Summary of the 1st day of NEPC Primary Colors of Education conference
The 5th NEPC Primary Colors of Education Conference was opened on Wednesday, December 1st. First day was focused on the ultimate and always out of reach goal, and that is inclusion in education, topic that is always actual, in the NEPC region and beyond.
The conference was opened by Ulviyya Mikailova, NEPC governing board president who welcomed all the participants and speakers in front of the Network.
Opening of the conference was followed by the keynote opening speech by Lana Jurko, NEPC executive director, presenting the overview of the progress of the inclusion process in the region, pointing out it’s major shortages and offering guidance for the areas that require more efforts in the future, such as preservice education of teachers and diversity of teachers, insufficient support personnel in the education system. Lana pointed out that COVID 19 crisis showed us how teachers are essential workers and major agents of change in the education and we have to support them to be champions of the inclusion while also acknowledging that among the teacher force there are also barriers that have to be addressed trough advocacy.
In the following panels, six projects and initiatives of NEPC and NEPC members were presented, all having strong focus on inclusion but addressing it from different levels and approaching different target groups.
In the first panel, Emergency funds: Different responses to crisis, topic of discussion was mitigating the effects of the pandemic on the education systems. As the implementation of the distance learning during the lockdown was one of the newly risen issues, it required more comprehensive exploration which resulted in data driven comparative study conducted by Centre for Education Policy. Moreover, school drop-out, that became even more significant and relevant issue during the pandemic, was addressed through the nudging technique intervention currently being piloted in Estonia. Finally, students participation, important right that was(is) severely endangered during the pandemic was addressed in Mongolia through the initiative that empowers students’ voice.

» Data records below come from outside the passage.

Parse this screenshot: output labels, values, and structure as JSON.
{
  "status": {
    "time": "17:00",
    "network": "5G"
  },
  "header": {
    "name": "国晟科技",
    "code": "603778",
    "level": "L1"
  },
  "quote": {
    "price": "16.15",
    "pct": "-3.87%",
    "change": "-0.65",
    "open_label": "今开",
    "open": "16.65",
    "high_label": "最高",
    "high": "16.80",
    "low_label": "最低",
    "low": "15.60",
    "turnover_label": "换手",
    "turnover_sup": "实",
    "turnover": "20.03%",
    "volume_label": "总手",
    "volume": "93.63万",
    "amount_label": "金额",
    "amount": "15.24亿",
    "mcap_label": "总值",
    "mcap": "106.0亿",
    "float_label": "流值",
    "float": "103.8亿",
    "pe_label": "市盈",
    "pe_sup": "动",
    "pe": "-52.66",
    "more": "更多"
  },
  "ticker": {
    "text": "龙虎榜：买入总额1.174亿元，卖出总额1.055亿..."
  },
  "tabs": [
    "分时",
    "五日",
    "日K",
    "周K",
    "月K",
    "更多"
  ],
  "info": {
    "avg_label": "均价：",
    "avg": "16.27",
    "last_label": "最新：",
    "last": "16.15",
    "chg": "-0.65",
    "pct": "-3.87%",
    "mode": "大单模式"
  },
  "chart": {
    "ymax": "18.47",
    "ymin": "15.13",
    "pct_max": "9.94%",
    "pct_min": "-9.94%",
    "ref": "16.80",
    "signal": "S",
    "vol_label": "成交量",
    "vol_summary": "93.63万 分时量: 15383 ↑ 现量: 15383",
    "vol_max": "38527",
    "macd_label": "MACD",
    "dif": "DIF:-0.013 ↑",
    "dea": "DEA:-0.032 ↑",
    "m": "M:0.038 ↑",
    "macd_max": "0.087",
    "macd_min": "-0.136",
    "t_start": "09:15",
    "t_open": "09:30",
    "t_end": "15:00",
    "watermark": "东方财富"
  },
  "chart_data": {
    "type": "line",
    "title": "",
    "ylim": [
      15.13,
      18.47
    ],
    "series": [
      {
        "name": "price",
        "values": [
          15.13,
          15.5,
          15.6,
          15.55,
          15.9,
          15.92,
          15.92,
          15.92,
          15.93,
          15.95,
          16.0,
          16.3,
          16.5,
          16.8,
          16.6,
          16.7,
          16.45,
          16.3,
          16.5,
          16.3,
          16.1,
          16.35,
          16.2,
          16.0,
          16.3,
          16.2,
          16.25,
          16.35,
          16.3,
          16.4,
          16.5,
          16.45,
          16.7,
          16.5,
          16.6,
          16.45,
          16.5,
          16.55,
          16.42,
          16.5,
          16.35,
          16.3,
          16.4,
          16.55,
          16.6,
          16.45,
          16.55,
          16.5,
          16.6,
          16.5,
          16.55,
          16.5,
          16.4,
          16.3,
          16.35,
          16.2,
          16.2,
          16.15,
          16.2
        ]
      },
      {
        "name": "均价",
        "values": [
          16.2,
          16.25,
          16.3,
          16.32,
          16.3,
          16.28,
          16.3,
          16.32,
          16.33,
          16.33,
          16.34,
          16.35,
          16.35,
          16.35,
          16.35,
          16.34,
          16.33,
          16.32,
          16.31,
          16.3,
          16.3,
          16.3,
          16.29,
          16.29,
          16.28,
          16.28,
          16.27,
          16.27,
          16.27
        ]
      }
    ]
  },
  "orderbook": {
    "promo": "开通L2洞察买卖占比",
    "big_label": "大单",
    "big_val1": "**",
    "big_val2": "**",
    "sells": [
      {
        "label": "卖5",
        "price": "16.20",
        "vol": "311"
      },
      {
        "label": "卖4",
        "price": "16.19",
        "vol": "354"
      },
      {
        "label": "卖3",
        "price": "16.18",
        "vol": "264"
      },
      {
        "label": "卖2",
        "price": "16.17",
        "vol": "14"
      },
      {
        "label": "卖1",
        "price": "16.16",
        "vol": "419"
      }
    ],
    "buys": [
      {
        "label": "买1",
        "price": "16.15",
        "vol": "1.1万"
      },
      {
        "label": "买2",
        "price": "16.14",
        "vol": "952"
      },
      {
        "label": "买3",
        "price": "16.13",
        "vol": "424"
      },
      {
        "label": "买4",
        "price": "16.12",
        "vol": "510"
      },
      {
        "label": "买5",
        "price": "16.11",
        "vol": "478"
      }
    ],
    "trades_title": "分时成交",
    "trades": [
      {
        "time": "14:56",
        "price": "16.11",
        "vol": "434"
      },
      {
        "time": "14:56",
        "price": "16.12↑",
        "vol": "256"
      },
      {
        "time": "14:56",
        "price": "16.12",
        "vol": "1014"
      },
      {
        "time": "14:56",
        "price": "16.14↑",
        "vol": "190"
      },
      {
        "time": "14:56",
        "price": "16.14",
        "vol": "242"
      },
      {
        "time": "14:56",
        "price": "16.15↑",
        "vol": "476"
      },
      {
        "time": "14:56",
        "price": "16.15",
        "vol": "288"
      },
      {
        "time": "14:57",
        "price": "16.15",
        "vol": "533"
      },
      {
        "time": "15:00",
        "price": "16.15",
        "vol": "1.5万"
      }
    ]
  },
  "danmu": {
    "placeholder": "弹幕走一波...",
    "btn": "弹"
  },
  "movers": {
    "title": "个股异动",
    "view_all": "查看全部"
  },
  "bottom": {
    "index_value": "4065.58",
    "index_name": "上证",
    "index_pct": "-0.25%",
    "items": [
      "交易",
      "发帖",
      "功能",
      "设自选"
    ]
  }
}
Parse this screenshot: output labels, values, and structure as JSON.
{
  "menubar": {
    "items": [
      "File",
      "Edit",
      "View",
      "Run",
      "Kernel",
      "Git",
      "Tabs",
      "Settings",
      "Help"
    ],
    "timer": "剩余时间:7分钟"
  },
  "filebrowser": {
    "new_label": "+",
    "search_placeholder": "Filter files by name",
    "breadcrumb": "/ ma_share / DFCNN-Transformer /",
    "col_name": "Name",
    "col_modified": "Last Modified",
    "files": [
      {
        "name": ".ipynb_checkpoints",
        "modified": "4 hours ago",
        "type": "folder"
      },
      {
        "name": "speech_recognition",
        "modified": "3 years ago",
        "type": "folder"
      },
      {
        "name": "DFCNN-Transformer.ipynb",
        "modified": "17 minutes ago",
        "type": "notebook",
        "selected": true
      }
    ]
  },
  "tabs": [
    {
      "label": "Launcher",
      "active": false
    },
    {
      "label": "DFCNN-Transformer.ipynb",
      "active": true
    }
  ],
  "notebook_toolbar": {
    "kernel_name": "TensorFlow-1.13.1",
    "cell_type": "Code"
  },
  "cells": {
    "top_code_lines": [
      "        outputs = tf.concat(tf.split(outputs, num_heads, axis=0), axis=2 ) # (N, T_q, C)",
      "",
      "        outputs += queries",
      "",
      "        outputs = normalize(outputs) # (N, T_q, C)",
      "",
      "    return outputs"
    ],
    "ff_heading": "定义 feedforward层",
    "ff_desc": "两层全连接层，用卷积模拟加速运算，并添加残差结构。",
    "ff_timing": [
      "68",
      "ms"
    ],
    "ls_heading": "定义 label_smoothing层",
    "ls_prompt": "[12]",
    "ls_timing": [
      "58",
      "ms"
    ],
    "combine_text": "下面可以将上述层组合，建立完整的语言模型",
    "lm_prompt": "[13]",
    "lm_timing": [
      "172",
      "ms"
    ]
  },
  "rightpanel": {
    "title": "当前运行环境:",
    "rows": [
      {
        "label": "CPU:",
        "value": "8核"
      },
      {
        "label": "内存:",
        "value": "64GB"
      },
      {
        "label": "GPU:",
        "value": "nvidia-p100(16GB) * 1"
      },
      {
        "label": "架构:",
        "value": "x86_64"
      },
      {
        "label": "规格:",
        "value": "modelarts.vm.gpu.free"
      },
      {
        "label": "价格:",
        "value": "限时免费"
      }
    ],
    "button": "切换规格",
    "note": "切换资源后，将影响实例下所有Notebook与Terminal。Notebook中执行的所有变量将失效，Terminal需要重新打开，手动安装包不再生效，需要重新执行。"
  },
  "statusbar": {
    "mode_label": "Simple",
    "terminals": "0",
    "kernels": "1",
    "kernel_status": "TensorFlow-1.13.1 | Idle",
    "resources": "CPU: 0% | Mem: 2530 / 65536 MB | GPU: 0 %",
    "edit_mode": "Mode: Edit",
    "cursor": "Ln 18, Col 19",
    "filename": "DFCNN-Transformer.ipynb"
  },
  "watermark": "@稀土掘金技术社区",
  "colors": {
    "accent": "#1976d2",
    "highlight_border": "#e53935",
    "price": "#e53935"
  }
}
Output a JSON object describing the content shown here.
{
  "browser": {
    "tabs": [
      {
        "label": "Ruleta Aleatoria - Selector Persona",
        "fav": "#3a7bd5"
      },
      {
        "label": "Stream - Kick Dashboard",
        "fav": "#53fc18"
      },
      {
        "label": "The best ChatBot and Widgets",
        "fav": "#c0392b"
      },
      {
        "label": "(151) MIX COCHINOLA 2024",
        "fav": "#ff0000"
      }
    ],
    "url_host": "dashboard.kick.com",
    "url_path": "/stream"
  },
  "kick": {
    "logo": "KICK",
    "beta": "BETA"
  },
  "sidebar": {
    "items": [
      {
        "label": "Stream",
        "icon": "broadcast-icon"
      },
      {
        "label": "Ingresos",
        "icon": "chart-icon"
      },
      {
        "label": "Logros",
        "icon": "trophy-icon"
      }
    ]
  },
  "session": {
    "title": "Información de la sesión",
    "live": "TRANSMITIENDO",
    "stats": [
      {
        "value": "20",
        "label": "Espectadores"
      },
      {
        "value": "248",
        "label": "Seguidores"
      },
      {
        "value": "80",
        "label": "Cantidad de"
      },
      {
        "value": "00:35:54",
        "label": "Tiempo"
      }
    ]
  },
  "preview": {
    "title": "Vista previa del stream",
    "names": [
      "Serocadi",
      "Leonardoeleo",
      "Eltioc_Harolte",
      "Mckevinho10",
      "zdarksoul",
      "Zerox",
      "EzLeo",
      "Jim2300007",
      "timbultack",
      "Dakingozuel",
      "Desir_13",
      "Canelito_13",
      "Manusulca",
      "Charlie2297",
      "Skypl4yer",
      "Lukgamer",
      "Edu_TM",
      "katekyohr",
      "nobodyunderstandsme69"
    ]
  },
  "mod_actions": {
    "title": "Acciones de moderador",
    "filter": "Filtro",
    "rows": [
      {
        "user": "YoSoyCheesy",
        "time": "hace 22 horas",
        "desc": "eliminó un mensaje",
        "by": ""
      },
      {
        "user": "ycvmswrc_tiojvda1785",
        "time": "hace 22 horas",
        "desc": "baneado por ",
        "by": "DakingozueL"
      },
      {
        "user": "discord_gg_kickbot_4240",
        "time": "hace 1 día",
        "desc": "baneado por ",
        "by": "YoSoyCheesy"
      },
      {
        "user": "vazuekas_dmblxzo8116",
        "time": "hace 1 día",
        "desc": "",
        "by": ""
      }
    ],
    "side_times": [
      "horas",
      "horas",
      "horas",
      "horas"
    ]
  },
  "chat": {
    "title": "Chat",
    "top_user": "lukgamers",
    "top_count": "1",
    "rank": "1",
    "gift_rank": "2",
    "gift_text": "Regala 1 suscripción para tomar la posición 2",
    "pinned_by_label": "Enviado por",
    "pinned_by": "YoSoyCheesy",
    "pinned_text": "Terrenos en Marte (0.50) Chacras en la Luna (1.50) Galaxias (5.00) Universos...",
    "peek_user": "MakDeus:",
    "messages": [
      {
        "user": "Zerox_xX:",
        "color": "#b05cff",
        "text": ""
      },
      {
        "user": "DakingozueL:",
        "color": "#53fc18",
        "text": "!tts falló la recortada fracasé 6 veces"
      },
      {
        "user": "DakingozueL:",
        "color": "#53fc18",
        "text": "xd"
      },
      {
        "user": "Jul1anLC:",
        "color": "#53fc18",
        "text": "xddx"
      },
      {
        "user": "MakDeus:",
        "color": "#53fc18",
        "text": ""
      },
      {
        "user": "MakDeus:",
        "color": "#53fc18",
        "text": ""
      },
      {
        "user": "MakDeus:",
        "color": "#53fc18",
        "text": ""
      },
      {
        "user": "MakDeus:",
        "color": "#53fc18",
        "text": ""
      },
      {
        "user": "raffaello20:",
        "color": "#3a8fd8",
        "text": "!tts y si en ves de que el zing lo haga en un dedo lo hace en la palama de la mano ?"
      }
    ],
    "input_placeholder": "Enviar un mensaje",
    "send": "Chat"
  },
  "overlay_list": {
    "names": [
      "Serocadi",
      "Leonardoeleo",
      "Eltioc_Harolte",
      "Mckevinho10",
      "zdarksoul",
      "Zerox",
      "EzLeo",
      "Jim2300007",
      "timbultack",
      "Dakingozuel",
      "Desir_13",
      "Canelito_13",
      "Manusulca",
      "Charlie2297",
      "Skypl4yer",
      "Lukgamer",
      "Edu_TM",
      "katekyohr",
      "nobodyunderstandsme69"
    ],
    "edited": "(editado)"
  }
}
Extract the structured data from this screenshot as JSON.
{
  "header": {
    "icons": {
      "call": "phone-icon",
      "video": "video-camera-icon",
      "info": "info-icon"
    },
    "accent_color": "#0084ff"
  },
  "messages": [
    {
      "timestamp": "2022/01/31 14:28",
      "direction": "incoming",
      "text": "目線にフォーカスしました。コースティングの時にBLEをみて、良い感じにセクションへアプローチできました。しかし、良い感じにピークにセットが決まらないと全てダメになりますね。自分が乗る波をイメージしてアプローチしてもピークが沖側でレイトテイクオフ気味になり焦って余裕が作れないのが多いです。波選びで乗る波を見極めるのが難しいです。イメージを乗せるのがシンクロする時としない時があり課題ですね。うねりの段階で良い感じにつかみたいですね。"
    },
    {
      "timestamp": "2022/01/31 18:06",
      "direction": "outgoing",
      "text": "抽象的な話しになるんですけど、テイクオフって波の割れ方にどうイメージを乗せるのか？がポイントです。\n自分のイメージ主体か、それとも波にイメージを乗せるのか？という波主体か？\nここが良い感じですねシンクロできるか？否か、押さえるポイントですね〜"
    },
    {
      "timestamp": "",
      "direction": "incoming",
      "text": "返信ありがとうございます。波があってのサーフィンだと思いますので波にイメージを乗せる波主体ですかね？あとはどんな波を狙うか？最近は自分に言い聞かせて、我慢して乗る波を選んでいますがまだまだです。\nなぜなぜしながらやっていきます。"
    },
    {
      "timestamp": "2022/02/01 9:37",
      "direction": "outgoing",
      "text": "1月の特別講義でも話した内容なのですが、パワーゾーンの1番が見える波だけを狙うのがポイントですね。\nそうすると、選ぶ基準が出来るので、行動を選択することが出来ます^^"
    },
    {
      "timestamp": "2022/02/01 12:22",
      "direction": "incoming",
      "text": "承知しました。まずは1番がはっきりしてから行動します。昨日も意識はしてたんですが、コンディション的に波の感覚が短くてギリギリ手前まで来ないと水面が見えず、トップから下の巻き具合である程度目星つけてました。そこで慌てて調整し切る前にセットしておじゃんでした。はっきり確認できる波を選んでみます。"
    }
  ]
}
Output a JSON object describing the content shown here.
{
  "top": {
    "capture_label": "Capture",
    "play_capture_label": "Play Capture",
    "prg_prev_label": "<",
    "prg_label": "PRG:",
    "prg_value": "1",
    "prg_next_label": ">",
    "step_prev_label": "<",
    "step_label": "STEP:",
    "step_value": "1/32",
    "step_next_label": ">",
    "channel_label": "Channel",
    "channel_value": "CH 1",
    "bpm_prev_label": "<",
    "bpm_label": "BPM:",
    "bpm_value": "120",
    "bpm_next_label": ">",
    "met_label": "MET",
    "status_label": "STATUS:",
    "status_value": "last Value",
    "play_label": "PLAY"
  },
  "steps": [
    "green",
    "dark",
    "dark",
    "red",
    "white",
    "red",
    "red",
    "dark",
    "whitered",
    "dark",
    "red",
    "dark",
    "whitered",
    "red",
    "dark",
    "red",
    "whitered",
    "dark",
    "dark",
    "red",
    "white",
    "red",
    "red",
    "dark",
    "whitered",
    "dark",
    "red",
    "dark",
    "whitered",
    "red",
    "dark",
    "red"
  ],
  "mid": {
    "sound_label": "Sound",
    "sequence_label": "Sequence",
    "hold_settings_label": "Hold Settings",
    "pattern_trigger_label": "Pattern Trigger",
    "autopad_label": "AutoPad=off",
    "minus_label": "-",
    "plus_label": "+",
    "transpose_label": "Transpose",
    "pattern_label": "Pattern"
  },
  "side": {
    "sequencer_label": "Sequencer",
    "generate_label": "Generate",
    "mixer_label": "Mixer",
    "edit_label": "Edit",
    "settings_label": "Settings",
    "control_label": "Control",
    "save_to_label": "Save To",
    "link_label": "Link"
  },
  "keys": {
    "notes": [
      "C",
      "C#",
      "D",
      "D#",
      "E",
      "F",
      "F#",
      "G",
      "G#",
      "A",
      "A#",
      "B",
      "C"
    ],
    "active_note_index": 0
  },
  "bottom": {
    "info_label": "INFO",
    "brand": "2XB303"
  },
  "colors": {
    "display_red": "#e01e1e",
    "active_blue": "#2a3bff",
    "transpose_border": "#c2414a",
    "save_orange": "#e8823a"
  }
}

In the second panel, Tackling inequality and fostering inclusion: Is participation the key?, the issue of inequality and reaching inclusion in the education was discussed through the experiences from the implementation of the projects with strong participation and policy dimensions that target different groups. Trough the ARISE – Action for Reducing Inequalities in Education project, the overview of the obstacles for inclusion and equality on the systemic level (Comparative report) was provided and the importance of involving not only education stakeholders but also the community was revealed. Moreover, the inevitable significance of the competent school leaders for the inclusive and democratic school culture was emphasised by the experiences from the HEAD: Empowering School Principals for Inclusive School Culture project (Report on school principals’ needs). Finally, trough the Start the Change – Intercultural Education and Active Citizenship Actions to Prevent Radicalization project, inspiring initiatives and activities that empower students’ voices based on the students’ needs were shared.